Gather all lines from the material that contain "text".

§ Records to use:
● ● ● ●

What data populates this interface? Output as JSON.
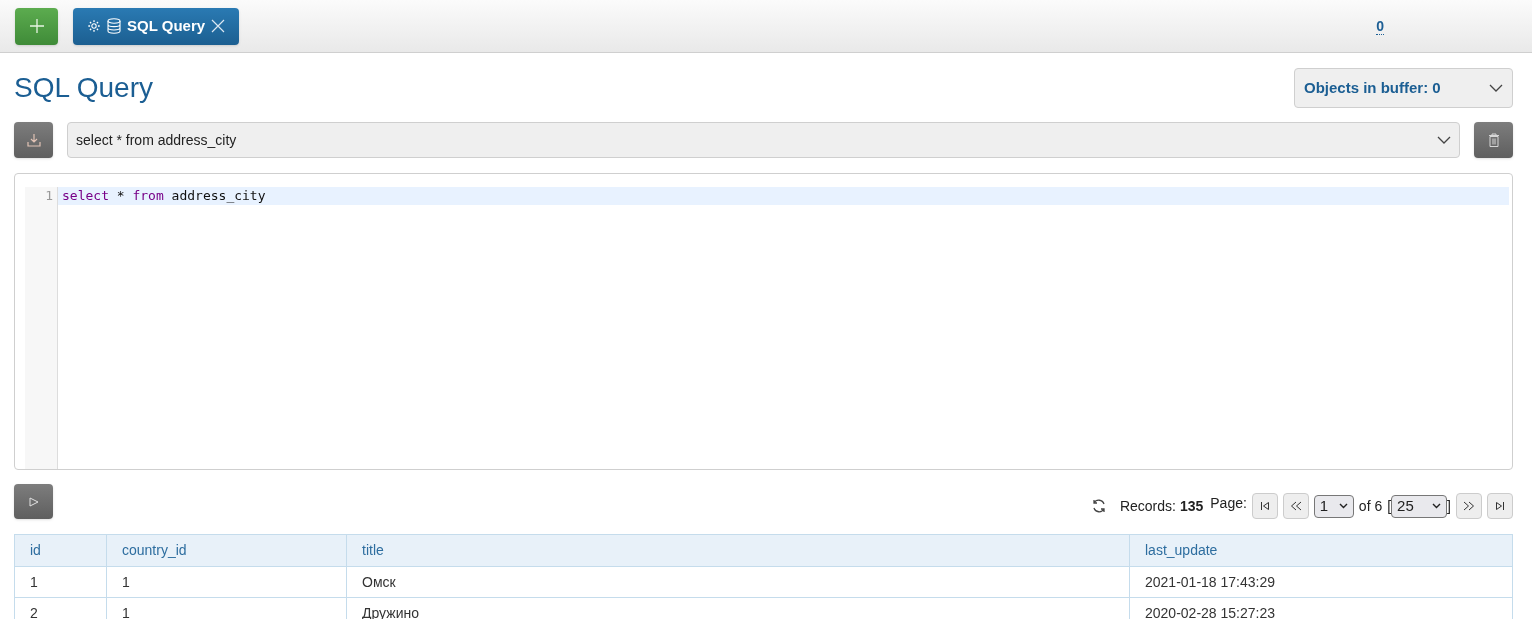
{
  "top_bar": {
    "tab": {
      "label": "SQL Query",
      "selected": true
    },
    "counter": "0"
  },
  "page": {
    "title": "SQL Query",
    "buffer_dropdown": "Objects in buffer: 0"
  },
  "query_select": {
    "value": "select * from address_city"
  },
  "editor": {
    "lines": [
      {
        "number": "1",
        "tokens": [
          {
            "text": "select",
            "kind": "keyword"
          },
          {
            "text": " * ",
            "kind": "plain"
          },
          {
            "text": "from",
            "kind": "keyword"
          },
          {
            "text": " address_city",
            "kind": "plain"
          }
        ]
      }
    ]
  },
  "pager": {
    "records_label": "Records:",
    "records": "135",
    "page_label": "Page:",
    "page": "1",
    "of": "of 6",
    "open_bracket": "[",
    "page_size": "25",
    "close_bracket": "]"
  },
  "table": {
    "columns": [
      "id",
      "country_id",
      "title",
      "last_update"
    ],
    "rows": [
      [
        "1",
        "1",
        "Омск",
        "2021-01-18 17:43:29"
      ],
      [
        "2",
        "1",
        "Дружино",
        "2020-02-28 15:27:23"
      ]
    ]
  }
}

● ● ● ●

§ Solution:
            "text": "select",
            "text": " * ",
            "text": "from",
            "text": " address_city",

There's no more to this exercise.